*EXERCISE BRIEF:*
Report all lines in the records that hold the string "name".

*DATA EXTRACT:*
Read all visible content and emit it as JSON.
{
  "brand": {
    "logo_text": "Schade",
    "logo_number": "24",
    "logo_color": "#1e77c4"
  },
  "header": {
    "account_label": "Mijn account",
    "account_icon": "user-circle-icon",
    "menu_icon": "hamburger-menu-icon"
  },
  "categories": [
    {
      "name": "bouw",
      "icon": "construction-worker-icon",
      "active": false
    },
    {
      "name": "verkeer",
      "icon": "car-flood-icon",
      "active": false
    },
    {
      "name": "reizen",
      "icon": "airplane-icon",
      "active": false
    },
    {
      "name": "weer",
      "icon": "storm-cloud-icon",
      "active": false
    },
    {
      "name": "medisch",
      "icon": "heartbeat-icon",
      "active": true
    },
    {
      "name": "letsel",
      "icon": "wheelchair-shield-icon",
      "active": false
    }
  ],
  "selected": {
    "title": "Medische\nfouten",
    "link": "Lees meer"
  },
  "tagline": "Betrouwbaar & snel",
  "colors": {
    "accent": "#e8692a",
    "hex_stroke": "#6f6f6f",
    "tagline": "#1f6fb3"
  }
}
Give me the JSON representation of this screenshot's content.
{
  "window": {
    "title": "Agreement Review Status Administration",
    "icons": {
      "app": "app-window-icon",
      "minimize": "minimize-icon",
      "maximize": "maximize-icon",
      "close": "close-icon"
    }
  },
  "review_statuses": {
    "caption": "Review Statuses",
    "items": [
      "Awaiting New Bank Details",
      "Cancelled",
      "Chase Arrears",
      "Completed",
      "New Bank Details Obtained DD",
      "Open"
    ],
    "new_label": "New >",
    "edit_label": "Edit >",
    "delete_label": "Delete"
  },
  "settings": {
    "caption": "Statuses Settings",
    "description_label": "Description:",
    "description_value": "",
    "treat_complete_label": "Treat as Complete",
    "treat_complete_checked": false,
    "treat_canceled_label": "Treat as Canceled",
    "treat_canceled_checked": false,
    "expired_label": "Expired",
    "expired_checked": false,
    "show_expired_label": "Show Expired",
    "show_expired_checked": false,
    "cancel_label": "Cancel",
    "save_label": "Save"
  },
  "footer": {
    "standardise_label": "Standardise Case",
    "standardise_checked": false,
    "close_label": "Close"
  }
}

*SOLUTION TO THE PROBLEM:*
      "name": "bouw",
      "name": "verkeer",
      "name": "reizen",
      "name": "weer",
      "name": "medisch",
      "name": "letsel",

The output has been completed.